 One example is a loaded freight container equipped with sensors that track the temperature and humidity of the goods in real-time. The data is analyzed using business intelligence rules and shared with authorized entities in the extended supply chain. These parties can take action should a problem be detected. For example, if the container readings indicate that perishable cargo has been damaged due to an equipment malfunction, an order is automatically placed for replacement supplies while the damaged shipment is still in transit. Such remedial actions are not confined to logistics; financial and contractual terms can also be adjusted when an unexpected disruption occurs.
 Risk-prone supply chains are generally perceived as less secure by governments, and for that reason are more frequently selected for auditing, control, and inspection.
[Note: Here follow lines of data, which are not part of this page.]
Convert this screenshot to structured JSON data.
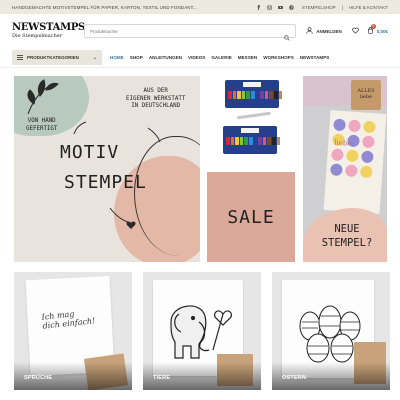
{
  "topbar": {
    "promo": "HANDGEMACHTE MOTIVSTEMPEL FÜR PAPIER, KARTON, TEXTIL UND FONDANT...",
    "links": [
      "STEMPELSHOP",
      "HILFE & KONTAKT"
    ],
    "social_icons": [
      "facebook-icon",
      "instagram-icon",
      "youtube-icon",
      "pinterest-icon"
    ]
  },
  "header": {
    "logo_title": "NEWSTAMPS",
    "logo_subtitle": "Die Stempelmacher",
    "search_placeholder": "Produktsuche",
    "account_label": "ANMELDEN",
    "cart_count": "0",
    "cart_total": "0,00€"
  },
  "nav": {
    "categories_label": "PRODUKTKATEGORIEN",
    "items": [
      {
        "label": "HOME",
        "active": true
      },
      {
        "label": "SHOP",
        "active": false
      },
      {
        "label": "ANLEITUNGEN",
        "active": false
      },
      {
        "label": "VIDEOS",
        "active": false
      },
      {
        "label": "GALERIE",
        "active": false
      },
      {
        "label": "MESSEN",
        "active": false
      },
      {
        "label": "WORKSHOPS",
        "active": false
      },
      {
        "label": "NEWSTAMPS",
        "active": false
      }
    ]
  },
  "hero": {
    "line1": "MOTIV",
    "line2": "STEMPEL",
    "left_note_1": "VON HAND",
    "left_note_2": "GEFERTIGT",
    "right_note_1": "AUS DER",
    "right_note_2": "EIGENEN WERKSTATT",
    "right_note_3": "IN DEUTSCHLAND"
  },
  "tiles": {
    "sale_label": "SALE",
    "new_line1": "NEUE",
    "new_line2": "STEMPEL?",
    "stamp_word_1": "ALLES",
    "stamp_word_2": "liebe",
    "card_word": "liebe"
  },
  "categories": [
    {
      "label": "SPRÜCHE",
      "script_1": "Ich mag",
      "script_2": "dich einfach!"
    },
    {
      "label": "TIERE"
    },
    {
      "label": "OSTERN"
    }
  ],
  "colors": {
    "accent": "#3a7a9a",
    "topbar_bg": "#eceadf",
    "sale_bg": "#dba999",
    "hero_bg": "#e8e3dc"
  }
}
These activities create unnecessary delays in supply chains.

Teaching Tip: Why Students Should Major in OM and IT

January 28, 2017

data-scientistYou might want to point your OM students (who typically want to major in Accounting, Finance, or Marketing) to a fascinating USA Today (Jan. 24, 2017) article on the “50 Best Jobs in America.” Jobs that require a range of STEM skills (science, technology, engineering and math) claimed 14 spots in Glassdoor’s new survey. This includes the top-seeded position: data scientist, a job in which employs math and computer programming skills to wrestle huge amounts of raw data into intelligible and useful data sets. That job took the crown with a leading Glassdoor score that reflected the number of openings for the position (currently 4,184), a top company satisfaction rating (reflective of culture and values) and a healthy median base salary ($110,000).

Here are some others that share skills we teach in operations management:

#2 DevOps Engineer (2725 openings, $110,000 salary); #3 Data Engineer (2599, $106,000); #5 Analytics Manager (1958, $112,000); #7 Data Base Administrator (2977, $93,000); #18 Supply Chain Manager (1270, $100,000); #22 Quality Control Manager (2531, $92,000); #42 Operations Manager (1009, $93,000); #45 Supplier Quality Manager (862, $80,000); #50 Construction Project Manager (1944, $85,000).

The proliferation of technology-related jobs is due to those skills now being needed at businesses that don’t consider themselves traditional tech companies. These days, almost every company is in some way a tech company, requiring workers who are able to create and maintain a firm’s technological infrastructure. “Any company with data today is trying to get these people,” says Glassdoor’s chief economist. “The problem in filling these positions is that generally employees’ skills have not kept up with the demand.”

Supply Chain Management Research

Andreas Wieland’s supply chain management blog for academics and managers

better operations

Thoughts on continuous improvement: from TPS to XPS